By David Seiders, Chief Economist, National Association of Home Builders
Growth of U.S. economic output (real gross domestic product) has slowed from the above-trend rates recorded earlier in the expansion, although overall GDP growth has held up reasonably well in recent quarters even as the housing production component (residential fixed investment) has contracted substantially.
Furthermore, the contraction in housing market activity and the slowdown in house price appreciation have not generated serious “spillover” effects in other sectors of the economy (including personal consumption expenditures), and strengthening activity in some sectors (including nonresidential construction) has helped offset the negatives from housing production.
As a result, the economy did not skate close to recession in 2006, and the probability of an economic downturn is not high during the 2007-2008 period.
Economic resilience also is evident in the labor market. The housing downswing caused job losses in residential construction during most of 2006 and into January, and further losses in construction are inevitable during coming months.
However, overall job growth was reasonably well maintained in 2006, and we’re expecting a solid performance in 2007 as well. The unemployment rate ticked up in January to 4.6 percent and is likely to gravitate upward somewhat further. However, we do not expect the unemployment rate to rise above 5 percent during the 2007-2008 period.
Core inflation receding
Key measures of core consumer price inflation (excluding prices of food and energy) firmed up during much of 2006, moving well above the upper bounds of the Federal Reserve’s apparent “tolerance zones.”
This inflation pattern naturally raised concerns at our central bank about potential economic “overheating” and prompted many financial market participants to anticipate some tightening of monetary policy in the near term.
As 2006 drew to a close, core inflation rates began to recede, at least on a year-over-year basis. The core Consumer Price Index slowed systematically during the fourth quarter, receding to a pace only slightly above the upper bound of the Fed’s apparent tolerance zone for this measure.

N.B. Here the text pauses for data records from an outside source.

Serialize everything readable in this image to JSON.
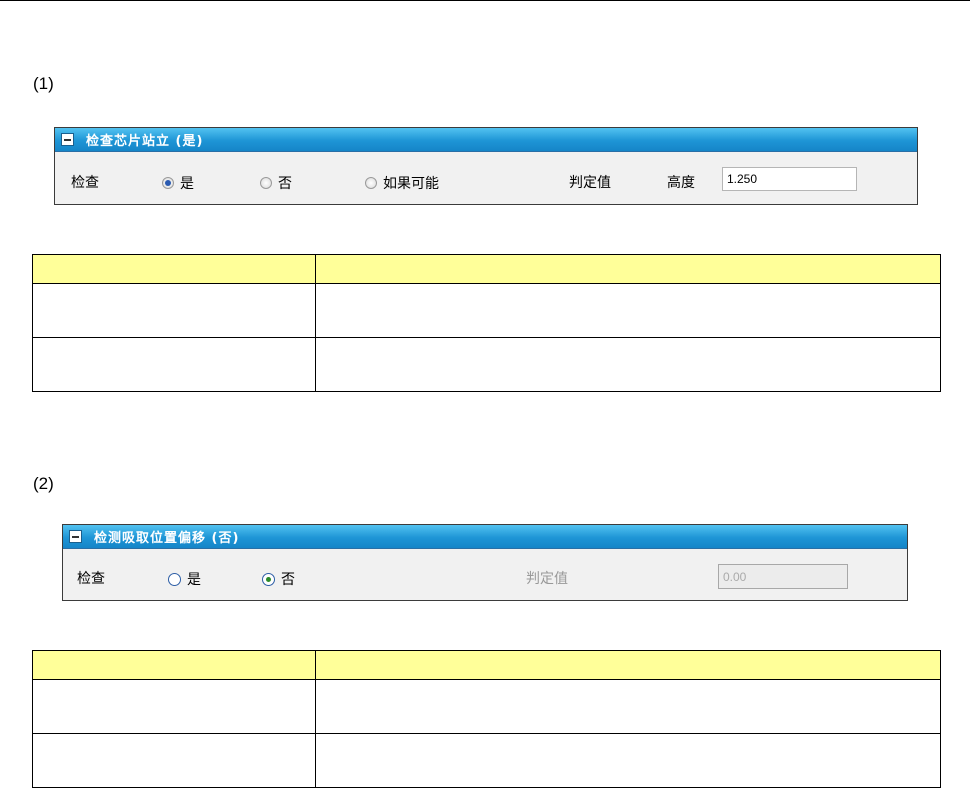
{
  "sections": [
    {
      "label": "(1)",
      "panel": {
        "title": "检查芯片站立 (是)",
        "check_label": "检查",
        "options": [
          {
            "label": "是",
            "checked": true
          },
          {
            "label": "否",
            "checked": false
          },
          {
            "label": "如果可能",
            "checked": false
          }
        ],
        "judge_label": "判定值",
        "height_label": "高度",
        "height_value": "1.250"
      },
      "table": {
        "headers": [
          "",
          ""
        ],
        "rows": [
          [
            "",
            ""
          ],
          [
            "",
            ""
          ]
        ]
      }
    },
    {
      "label": "(2)",
      "panel": {
        "title": "检测吸取位置偏移 (否)",
        "check_label": "检查",
        "options": [
          {
            "label": "是",
            "checked": false
          },
          {
            "label": "否",
            "checked": true
          }
        ],
        "judge_label": "判定值",
        "judge_value": "0.00"
      },
      "table": {
        "headers": [
          "",
          ""
        ],
        "rows": [
          [
            "",
            ""
          ],
          [
            "",
            ""
          ]
        ]
      }
    }
  ],
  "colors": {
    "header_blue": "#1e95d6",
    "table_header_yellow": "#ffff99"
  }
}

Even more important, the core price index for Personal Consumption Expenditures — the Fed’s favorite inflation gauge — displayed the same type of pattern.
The evolving slowdown in core inflation had been projected by the Federal Reserve, and this pattern is an integral part of NAHB’s forecast for 2007 and 2008. The recent and projected improvements on the inflation front reflect modest slowdowns in growth of real GDP and employment as well as dissipation of some special factors that elevated core inflation last year.
On the latter point, the “owners’ equivalent rent” component of the core price measures has slowed to some degree and figures to contribute to the projected slowdown in core inflation in 2007-2008.
The Fed Is Anchoring the Interest Rate Structure
The Federal Reserve held monetary policy steady at the Jan. 30-31 meeting of the Federal Open Market Committee (FOMC). Indeed, the Fed has held its target for the federal funds rate at 5.25 percent since mid-2006, a level that’s around a “neutral” monetary policy stance in the prevailing inflation environment.
We expect the Fed to maintain this funds rate target until the late-June FOMC meeting, and we still anticipate a quarter-point rate cut at that time, in order to keep the “real” funds rate from rising as core inflation recedes.
Long-term interest rates firmed up to some degree in late-January and early-February as incoming data on the economy were surprisingly strong, but long rates have receded more recently. The long-term home mortgage rate is hanging around 6.25 percent, the same as a year earlier and one-half percentage point below the mid-2006 level.
The Treasury yield curve still is inverted across much of its range, a pattern that may not be sustainable for much longer. NAHB’s forecast shows an essentially flat Treasury yield curve by late this year, at least out to the 10-year mark, as short rates recede a bit and long rates move up modestly from current levels.
In this regard, we do not expect the long-term mortgage rate to move above 6.5 percent this year.
Heavy inventory overhang
Stabilization of housing demand (net sales) is the essential first step toward completion of the dramatic housing “correction” that has followed the unsustainable housing boom of 2004-2005.
The second step is to work down an excessive inventory overhang in markets for both new and existing housing, and the final step is to bring housing starts and residential construction activity back up to sustainable trend levels.
The inventory overhang in the markets for new and existing single-family homes came down a bit in the final months of 2006, at least according to the standard measures. However, inclusion of homes left with builders through sales cancellations, along with consideration of an elevated level of vacant for-sale homes in the existing housing stock, show that the inventory overhang is heavier than it appears at first glance.
The current overhang of vacant homes for sale (new plus existing) may not be the end of that story. The single-family rental vacancy rate recently climbed to a record level, presumably reflecting difficulties being encountered by investors that are biding their time before putting single-family homes back on the market.
It’s hard to estimate the numbers of single-family rental units that will become for-sale units, or the time frames involved, but builders should listen for this shoe to drop. There’s also the issue of competition from the multifamily condo market, where the number of vacant for-sale units (new and existing) has climbed even more dramatically (in percentage terms) than in the single-family market.
NAHB Chief Economist David Seiders analyzes the economy from the point-of-view of the housing market every other week in the free e-newsletter, “Eye on the Economy.”